** Your goal **
Repeat the records below word for word and omit each image.

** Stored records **
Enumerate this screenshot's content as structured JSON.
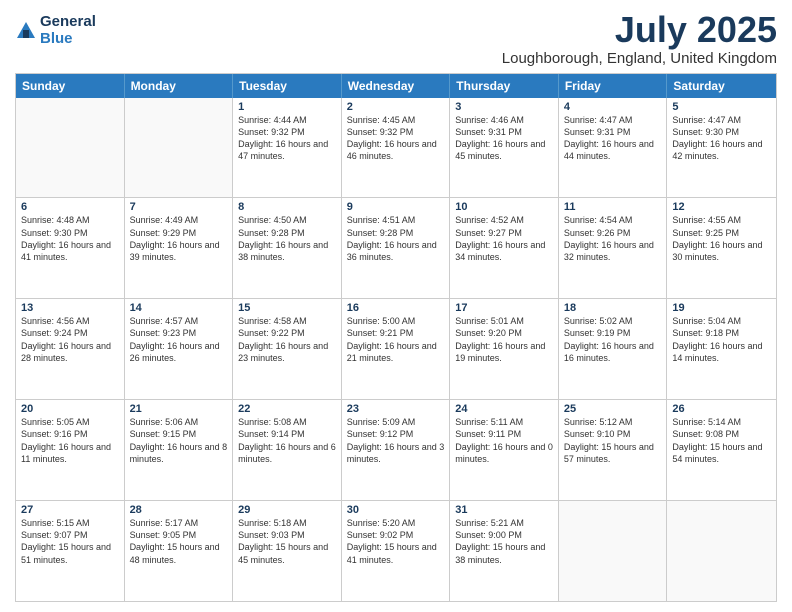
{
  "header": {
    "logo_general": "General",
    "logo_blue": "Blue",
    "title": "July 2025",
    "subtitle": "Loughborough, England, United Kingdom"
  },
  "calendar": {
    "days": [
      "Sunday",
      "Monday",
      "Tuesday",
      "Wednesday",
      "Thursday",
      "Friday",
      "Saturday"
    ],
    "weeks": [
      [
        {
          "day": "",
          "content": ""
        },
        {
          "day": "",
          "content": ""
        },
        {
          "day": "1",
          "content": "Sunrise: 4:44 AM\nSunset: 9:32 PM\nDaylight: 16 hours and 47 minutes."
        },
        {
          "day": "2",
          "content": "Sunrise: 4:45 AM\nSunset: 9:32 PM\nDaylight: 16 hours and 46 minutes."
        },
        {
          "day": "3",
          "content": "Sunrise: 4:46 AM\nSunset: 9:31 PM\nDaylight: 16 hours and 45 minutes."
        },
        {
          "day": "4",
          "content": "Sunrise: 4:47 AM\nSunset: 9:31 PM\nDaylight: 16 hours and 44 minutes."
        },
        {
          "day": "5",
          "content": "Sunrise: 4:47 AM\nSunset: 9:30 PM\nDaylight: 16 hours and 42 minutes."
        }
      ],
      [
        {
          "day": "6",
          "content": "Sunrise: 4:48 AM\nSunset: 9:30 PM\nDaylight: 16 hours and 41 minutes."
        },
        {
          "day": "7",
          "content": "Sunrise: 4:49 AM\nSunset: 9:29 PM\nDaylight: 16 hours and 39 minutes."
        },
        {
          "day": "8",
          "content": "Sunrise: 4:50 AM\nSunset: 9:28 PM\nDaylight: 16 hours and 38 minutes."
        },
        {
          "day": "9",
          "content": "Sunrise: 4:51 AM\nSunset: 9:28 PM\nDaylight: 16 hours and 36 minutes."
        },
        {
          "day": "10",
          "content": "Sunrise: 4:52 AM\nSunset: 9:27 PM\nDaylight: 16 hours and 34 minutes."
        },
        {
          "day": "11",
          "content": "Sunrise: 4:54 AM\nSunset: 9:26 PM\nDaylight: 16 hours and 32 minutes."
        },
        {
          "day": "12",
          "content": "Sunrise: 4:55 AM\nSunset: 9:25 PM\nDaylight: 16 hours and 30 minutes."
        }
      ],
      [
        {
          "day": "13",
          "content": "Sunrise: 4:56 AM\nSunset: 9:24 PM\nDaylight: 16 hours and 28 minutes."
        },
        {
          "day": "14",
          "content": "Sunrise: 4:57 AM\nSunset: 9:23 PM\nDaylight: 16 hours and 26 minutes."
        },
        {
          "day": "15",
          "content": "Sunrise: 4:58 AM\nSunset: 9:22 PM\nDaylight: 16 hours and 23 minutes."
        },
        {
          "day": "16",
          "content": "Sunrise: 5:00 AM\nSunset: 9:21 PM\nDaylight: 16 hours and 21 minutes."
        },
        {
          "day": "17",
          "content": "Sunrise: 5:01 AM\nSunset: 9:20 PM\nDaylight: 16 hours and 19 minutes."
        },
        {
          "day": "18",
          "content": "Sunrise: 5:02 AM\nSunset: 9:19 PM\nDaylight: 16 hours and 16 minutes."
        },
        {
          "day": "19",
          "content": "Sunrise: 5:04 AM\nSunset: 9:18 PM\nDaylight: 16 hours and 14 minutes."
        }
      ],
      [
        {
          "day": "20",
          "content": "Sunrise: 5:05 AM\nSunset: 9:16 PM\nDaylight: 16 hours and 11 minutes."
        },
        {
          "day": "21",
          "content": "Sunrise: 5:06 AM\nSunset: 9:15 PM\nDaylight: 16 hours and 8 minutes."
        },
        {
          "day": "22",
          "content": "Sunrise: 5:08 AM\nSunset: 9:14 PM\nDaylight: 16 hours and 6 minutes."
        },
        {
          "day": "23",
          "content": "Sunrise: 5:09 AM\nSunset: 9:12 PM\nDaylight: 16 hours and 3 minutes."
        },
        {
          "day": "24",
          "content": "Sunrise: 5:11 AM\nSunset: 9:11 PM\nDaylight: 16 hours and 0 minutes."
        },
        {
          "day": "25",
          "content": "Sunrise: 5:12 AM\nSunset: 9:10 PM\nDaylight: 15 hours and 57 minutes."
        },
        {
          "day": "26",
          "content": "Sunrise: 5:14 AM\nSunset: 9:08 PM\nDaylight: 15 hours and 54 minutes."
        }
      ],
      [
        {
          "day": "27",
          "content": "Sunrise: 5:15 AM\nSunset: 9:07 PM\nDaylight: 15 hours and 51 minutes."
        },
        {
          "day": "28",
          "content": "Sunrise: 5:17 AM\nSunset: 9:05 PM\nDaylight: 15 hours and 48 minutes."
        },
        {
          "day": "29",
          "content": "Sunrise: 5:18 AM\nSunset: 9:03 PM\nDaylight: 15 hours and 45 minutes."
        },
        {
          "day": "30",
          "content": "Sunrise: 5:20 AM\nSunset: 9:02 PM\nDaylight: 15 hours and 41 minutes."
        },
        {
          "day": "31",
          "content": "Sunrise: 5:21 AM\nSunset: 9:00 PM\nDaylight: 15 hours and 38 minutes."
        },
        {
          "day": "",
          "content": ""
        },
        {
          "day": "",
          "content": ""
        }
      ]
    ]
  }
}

** Result of the task **
Enumerate this screenshot's content as structured JSON.
{
  "header": {
    "logo_general": "General",
    "logo_blue": "Blue",
    "title": "July 2025",
    "subtitle": "Loughborough, England, United Kingdom"
  },
  "calendar": {
    "days": [
      "Sunday",
      "Monday",
      "Tuesday",
      "Wednesday",
      "Thursday",
      "Friday",
      "Saturday"
    ],
    "weeks": [
      [
        {
          "day": "",
          "content": ""
        },
        {
          "day": "",
          "content": ""
        },
        {
          "day": "1",
          "content": "Sunrise: 4:44 AM\nSunset: 9:32 PM\nDaylight: 16 hours and 47 minutes."
        },
        {
          "day": "2",
          "content": "Sunrise: 4:45 AM\nSunset: 9:32 PM\nDaylight: 16 hours and 46 minutes."
        },
        {
          "day": "3",
          "content": "Sunrise: 4:46 AM\nSunset: 9:31 PM\nDaylight: 16 hours and 45 minutes."
        },
        {
          "day": "4",
          "content": "Sunrise: 4:47 AM\nSunset: 9:31 PM\nDaylight: 16 hours and 44 minutes."
        },
        {
          "day": "5",
          "content": "Sunrise: 4:47 AM\nSunset: 9:30 PM\nDaylight: 16 hours and 42 minutes."
        }
      ],
      [
        {
          "day": "6",
          "content": "Sunrise: 4:48 AM\nSunset: 9:30 PM\nDaylight: 16 hours and 41 minutes."
        },
        {
          "day": "7",
          "content": "Sunrise: 4:49 AM\nSunset: 9:29 PM\nDaylight: 16 hours and 39 minutes."
        },
        {
          "day": "8",
          "content": "Sunrise: 4:50 AM\nSunset: 9:28 PM\nDaylight: 16 hours and 38 minutes."
        },
        {
          "day": "9",
          "content": "Sunrise: 4:51 AM\nSunset: 9:28 PM\nDaylight: 16 hours and 36 minutes."
        },
        {
          "day": "10",
          "content": "Sunrise: 4:52 AM\nSunset: 9:27 PM\nDaylight: 16 hours and 34 minutes."
        },
        {
          "day": "11",
          "content": "Sunrise: 4:54 AM\nSunset: 9:26 PM\nDaylight: 16 hours and 32 minutes."
        },
        {
          "day": "12",
          "content": "Sunrise: 4:55 AM\nSunset: 9:25 PM\nDaylight: 16 hours and 30 minutes."
        }
      ],
      [
        {
          "day": "13",
          "content": "Sunrise: 4:56 AM\nSunset: 9:24 PM\nDaylight: 16 hours and 28 minutes."
        },
        {
          "day": "14",
          "content": "Sunrise: 4:57 AM\nSunset: 9:23 PM\nDaylight: 16 hours and 26 minutes."
        },
        {
          "day": "15",
          "content": "Sunrise: 4:58 AM\nSunset: 9:22 PM\nDaylight: 16 hours and 23 minutes."
        },
        {
          "day": "16",
          "content": "Sunrise: 5:00 AM\nSunset: 9:21 PM\nDaylight: 16 hours and 21 minutes."
        },
        {
          "day": "17",
          "content": "Sunrise: 5:01 AM\nSunset: 9:20 PM\nDaylight: 16 hours and 19 minutes."
        },
        {
          "day": "18",
          "content": "Sunrise: 5:02 AM\nSunset: 9:19 PM\nDaylight: 16 hours and 16 minutes."
        },
        {
          "day": "19",
          "content": "Sunrise: 5:04 AM\nSunset: 9:18 PM\nDaylight: 16 hours and 14 minutes."
        }
      ],
      [
        {
          "day": "20",
          "content": "Sunrise: 5:05 AM\nSunset: 9:16 PM\nDaylight: 16 hours and 11 minutes."
        },
        {
          "day": "21",
          "content": "Sunrise: 5:06 AM\nSunset: 9:15 PM\nDaylight: 16 hours and 8 minutes."
        },
        {
          "day": "22",
          "content": "Sunrise: 5:08 AM\nSunset: 9:14 PM\nDaylight: 16 hours and 6 minutes."
        },
        {
          "day": "23",
          "content": "Sunrise: 5:09 AM\nSunset: 9:12 PM\nDaylight: 16 hours and 3 minutes."
        },
        {
          "day": "24",
          "content": "Sunrise: 5:11 AM\nSunset: 9:11 PM\nDaylight: 16 hours and 0 minutes."
        },
        {
          "day": "25",
          "content": "Sunrise: 5:12 AM\nSunset: 9:10 PM\nDaylight: 15 hours and 57 minutes."
        },
        {
          "day": "26",
          "content": "Sunrise: 5:14 AM\nSunset: 9:08 PM\nDaylight: 15 hours and 54 minutes."
        }
      ],
      [
        {
          "day": "27",
          "content": "Sunrise: 5:15 AM\nSunset: 9:07 PM\nDaylight: 15 hours and 51 minutes."
        },
        {
          "day": "28",
          "content": "Sunrise: 5:17 AM\nSunset: 9:05 PM\nDaylight: 15 hours and 48 minutes."
        },
        {
          "day": "29",
          "content": "Sunrise: 5:18 AM\nSunset: 9:03 PM\nDaylight: 15 hours and 45 minutes."
        },
        {
          "day": "30",
          "content": "Sunrise: 5:20 AM\nSunset: 9:02 PM\nDaylight: 15 hours and 41 minutes."
        },
        {
          "day": "31",
          "content": "Sunrise: 5:21 AM\nSunset: 9:00 PM\nDaylight: 15 hours and 38 minutes."
        },
        {
          "day": "",
          "content": ""
        },
        {
          "day": "",
          "content": ""
        }
      ]
    ]
  }
}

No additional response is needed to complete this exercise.